Alfa Romeo sold less than 70.000 cars globally in 2019. The lack of any significant model launch since 2015, among other factors, have stalled the brand's revival promised by then-CEO Sergio Marchionne. But it's not always been this way...
10) Giulietta (1977-1985) - 379.692 units
At the bottom of the chart, we find a big favorite of mine, the 1977 Giulietta. Its sharp, minimalist design gave the Giulietta a very distinct personality from the Alfetta it was based on. Very successful in its day, the Giulietta is still kind of underrated now. One of the reasons why I chose it as a subject for my very first book, back in 2018.
9) Alfa 75 (1985-1992) - 386.767 units
The last rear-drive Alfa Romeo saloon until the current Giulia came along, the 75 is a perennial favorite among the Alfisti.
Developed on a shoestring budget from older components by a company on the verge of bankruptcy, not many would have given the 75 a chance.
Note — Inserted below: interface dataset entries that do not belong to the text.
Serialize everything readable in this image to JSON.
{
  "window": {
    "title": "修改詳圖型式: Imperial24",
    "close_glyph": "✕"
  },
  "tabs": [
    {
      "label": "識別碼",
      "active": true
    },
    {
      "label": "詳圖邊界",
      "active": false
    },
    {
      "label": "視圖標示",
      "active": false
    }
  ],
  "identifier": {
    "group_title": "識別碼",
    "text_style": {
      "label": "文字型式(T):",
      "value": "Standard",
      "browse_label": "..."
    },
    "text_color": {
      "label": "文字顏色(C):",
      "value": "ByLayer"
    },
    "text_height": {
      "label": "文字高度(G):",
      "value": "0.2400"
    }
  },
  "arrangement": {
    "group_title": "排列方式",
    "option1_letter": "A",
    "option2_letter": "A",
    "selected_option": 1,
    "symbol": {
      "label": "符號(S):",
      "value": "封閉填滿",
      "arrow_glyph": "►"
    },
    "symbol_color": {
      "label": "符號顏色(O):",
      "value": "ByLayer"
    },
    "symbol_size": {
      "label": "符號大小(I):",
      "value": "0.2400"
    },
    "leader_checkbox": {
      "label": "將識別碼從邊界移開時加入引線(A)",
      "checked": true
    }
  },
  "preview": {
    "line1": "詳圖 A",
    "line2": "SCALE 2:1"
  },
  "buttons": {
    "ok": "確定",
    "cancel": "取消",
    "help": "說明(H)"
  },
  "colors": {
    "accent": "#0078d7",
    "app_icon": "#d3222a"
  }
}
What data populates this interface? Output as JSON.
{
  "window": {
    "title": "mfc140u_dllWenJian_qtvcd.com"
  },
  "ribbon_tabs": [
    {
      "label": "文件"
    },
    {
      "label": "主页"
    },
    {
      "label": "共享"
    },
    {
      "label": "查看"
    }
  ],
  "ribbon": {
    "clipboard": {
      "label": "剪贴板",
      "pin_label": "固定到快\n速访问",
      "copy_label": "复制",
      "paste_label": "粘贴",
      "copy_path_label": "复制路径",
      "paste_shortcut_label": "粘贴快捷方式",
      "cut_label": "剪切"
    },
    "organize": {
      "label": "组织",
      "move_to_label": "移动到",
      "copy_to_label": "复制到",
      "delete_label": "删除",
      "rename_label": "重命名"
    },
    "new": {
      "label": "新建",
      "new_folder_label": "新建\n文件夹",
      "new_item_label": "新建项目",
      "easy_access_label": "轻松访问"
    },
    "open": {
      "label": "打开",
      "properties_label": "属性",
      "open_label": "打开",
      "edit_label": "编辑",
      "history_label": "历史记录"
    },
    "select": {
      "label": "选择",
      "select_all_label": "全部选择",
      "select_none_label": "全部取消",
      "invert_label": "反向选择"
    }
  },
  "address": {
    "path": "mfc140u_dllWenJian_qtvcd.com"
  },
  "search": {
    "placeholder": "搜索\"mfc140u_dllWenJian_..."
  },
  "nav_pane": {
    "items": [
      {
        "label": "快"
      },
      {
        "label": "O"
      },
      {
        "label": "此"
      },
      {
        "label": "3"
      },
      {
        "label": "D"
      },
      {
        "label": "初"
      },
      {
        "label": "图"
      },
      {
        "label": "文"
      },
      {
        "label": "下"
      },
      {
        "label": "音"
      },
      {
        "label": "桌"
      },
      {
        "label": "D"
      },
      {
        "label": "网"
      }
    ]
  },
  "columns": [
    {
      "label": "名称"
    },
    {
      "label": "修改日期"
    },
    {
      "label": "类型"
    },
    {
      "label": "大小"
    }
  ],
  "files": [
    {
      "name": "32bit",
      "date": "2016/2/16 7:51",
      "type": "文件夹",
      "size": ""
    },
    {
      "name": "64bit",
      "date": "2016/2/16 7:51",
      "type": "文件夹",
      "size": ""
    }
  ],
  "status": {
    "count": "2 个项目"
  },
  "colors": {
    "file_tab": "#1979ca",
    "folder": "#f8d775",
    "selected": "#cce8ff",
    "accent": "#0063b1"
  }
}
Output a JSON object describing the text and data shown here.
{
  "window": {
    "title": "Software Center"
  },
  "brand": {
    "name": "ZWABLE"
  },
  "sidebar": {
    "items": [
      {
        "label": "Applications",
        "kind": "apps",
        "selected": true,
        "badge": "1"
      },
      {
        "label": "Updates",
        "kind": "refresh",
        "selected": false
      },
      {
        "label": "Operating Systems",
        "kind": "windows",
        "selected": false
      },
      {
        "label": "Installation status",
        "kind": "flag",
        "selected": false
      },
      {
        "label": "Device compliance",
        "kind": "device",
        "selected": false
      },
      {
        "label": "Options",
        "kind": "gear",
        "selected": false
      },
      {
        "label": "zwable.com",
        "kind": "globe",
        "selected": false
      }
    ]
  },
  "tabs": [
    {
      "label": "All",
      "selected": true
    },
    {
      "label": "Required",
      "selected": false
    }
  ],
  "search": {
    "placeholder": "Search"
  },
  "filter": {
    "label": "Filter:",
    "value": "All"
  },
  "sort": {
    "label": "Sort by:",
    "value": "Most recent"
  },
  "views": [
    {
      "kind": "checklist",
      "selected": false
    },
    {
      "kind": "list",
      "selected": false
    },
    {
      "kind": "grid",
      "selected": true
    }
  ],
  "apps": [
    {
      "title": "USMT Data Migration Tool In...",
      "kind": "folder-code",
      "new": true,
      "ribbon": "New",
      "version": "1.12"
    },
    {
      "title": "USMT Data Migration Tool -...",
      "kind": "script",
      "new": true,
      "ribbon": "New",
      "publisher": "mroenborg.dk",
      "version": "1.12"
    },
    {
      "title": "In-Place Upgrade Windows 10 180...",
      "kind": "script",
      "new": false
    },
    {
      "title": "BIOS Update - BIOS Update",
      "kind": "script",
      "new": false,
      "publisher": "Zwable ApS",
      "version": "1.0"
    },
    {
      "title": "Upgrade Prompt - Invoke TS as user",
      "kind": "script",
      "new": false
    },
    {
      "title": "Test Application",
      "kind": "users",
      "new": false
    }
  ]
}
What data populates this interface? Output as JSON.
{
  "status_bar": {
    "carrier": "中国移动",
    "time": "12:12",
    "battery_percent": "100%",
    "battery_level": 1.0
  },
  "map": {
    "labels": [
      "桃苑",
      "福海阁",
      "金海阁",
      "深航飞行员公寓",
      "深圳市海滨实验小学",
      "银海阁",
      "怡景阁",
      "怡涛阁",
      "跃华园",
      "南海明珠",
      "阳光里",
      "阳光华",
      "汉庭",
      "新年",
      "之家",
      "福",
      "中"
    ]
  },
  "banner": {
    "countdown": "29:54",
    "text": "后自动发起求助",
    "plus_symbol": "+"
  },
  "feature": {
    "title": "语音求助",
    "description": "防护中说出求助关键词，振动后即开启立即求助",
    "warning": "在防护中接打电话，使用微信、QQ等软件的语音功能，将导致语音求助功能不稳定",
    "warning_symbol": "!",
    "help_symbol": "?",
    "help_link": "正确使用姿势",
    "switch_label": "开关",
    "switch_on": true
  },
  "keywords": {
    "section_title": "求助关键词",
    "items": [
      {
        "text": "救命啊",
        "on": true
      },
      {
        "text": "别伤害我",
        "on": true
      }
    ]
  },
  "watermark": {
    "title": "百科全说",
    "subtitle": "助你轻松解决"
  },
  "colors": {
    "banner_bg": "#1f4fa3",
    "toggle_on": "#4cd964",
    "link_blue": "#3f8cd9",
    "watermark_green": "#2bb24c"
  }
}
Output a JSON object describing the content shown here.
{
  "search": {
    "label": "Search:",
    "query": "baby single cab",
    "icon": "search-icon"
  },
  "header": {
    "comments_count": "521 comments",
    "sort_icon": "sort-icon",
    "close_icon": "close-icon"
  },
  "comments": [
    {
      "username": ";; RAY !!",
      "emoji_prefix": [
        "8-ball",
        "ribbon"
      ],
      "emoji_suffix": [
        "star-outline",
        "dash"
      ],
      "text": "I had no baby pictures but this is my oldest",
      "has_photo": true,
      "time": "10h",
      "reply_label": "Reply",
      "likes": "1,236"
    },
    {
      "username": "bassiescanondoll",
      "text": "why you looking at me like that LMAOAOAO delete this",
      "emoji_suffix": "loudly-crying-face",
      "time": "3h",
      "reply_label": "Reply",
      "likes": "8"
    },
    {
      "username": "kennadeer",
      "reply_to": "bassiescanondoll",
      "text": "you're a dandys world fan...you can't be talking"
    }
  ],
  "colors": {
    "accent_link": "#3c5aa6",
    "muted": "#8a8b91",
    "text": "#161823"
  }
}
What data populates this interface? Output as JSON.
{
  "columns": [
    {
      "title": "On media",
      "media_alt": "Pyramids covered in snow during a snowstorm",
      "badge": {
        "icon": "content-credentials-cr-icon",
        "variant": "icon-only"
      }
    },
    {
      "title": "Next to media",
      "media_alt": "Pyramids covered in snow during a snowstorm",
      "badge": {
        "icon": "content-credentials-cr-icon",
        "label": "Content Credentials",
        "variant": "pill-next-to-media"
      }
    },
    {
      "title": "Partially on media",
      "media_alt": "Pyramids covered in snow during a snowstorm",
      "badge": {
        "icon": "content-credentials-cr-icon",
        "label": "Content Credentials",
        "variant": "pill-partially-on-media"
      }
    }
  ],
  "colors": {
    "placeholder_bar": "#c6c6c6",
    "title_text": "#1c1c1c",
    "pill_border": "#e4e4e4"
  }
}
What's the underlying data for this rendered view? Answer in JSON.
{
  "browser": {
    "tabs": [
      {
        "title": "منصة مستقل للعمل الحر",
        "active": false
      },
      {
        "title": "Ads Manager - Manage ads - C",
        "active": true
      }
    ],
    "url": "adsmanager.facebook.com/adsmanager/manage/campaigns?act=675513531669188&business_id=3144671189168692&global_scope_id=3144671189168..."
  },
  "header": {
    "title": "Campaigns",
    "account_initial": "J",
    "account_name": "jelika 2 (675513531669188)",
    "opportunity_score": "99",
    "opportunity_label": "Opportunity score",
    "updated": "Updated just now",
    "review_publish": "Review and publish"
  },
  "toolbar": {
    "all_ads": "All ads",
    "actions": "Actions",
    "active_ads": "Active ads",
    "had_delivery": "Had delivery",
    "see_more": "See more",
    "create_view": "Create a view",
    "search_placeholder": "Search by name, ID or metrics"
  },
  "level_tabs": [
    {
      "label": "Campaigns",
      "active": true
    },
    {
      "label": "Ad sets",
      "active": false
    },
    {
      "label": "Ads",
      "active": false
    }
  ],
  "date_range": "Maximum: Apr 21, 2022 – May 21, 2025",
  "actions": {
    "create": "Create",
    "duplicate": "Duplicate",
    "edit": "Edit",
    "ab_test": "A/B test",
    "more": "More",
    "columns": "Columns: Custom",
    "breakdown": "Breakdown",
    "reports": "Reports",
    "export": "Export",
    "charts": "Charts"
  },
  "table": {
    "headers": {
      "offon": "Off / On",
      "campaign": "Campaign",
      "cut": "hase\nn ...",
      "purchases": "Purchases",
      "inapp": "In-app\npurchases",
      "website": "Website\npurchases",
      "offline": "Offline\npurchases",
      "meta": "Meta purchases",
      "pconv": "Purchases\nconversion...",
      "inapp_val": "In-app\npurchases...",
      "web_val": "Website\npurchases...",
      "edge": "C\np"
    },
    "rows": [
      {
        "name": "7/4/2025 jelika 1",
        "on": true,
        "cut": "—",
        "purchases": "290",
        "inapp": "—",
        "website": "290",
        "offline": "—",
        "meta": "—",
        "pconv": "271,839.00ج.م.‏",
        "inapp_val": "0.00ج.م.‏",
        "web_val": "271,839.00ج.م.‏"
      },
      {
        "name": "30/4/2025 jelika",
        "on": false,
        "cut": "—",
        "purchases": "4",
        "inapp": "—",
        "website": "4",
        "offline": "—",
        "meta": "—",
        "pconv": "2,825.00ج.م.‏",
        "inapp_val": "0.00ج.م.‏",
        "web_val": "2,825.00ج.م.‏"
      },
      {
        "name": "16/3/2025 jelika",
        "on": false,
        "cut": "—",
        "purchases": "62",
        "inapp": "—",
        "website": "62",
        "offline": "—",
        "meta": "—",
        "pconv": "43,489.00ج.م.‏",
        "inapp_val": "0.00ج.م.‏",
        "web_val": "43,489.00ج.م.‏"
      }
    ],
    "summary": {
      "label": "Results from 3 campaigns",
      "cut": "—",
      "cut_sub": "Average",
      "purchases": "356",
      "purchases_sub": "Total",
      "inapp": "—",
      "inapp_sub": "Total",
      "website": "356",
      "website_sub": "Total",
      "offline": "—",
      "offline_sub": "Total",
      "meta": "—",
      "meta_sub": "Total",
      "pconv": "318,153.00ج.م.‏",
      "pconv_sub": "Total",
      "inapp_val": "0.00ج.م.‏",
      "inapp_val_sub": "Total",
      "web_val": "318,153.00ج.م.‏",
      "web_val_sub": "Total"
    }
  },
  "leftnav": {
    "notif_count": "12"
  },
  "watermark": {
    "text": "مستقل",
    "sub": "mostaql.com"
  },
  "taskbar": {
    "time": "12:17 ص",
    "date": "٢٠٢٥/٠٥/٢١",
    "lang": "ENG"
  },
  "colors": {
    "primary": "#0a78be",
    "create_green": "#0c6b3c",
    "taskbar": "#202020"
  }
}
Yet many did, especially in Italy. The 75's blend of sweet handling, lusty engines, and aggressive design made it a strong seller during its seven-year lifespan.
8) Giulietta (2010-2020) - 417.922 units
The sun is about to set on the Giulietta, after ten long years on the market. This makes the production figure I'm quoting here provisional, as cars are still being made this year. However, the final tally isn't likely to grow much, given only 15.690 Giuliettas were made in 2019, with 2020's output likely to be lower still.
7) 145/6 (1994-2000) - 454.332 units
Given that both models replaced the 33 and only the rear end differed between the 145 and 146, I thought these two models could be considered as one for this video's purpose.
6) Alfetta (1972-1984) - 472.868 units
The Alfetta introduced the transaxle configuration that would underpin two decades of Arese production. Despite the growing threat of foreign competition and patchy build quality because of turmoil at the factory, the Alfetta sold very well throughout its 12 years lifespan.
5) Giulia (1962-1977) - 572.626 units
The original Giulia needs no introduction. Over half a million of these boxy saloons left the Arese lines over a 15-years production run that's often hailed as the Marque's finest hour.
4) 147 (2000-2010) - 651.823 units
I believe the 147 still is one of the prettiest hatchbacks ever designed, especially in its original, pre-restyling form. Combined with excellent handling, the generous TS 16v, and "common rail" JTD engines, it made the 147 an irresistible proposition for many.
3) 156 (1997-2007) - 673.347 units
I still vividly remember the huge sensation the 156 caused in 1997. Upon launch, the local Alfa Romeo dealers were swarmed with people who could hardly believe their eyes. But the 156 was much more than a pretty face. The first automobile on the market with powerful, yet refined "common rail" diesel engines, the 156 handled as beautifully as it looked, thanks to its sophisticated suspension design. Small wonder it proved one of Alfa's greatest hits.
2) Alfa 33 (1983-1994) - 989.324 units
You didn't expect this one, huh?
Yet the humble little 33 went tantalizingly close to breaking a million sales, creating a new generation of Alfisti in the process. Its design certainly played a big part in the 33's success. Under the direction of Ermanno Cressoni, the Centro Stile Alfa Romeo managed to give the 33 a more upmarket presence than the Alfasud it was based on.
1) Alfasud (1972 - 1984) - 1.017.387 units
It may be rarer than most Ferraris nowadays. Yet, the Alfasud still holds the record as the most successful Alfa Romeo of all time. Given the Marque's recent track record, the Alfasud is likely to retain its place for a long time.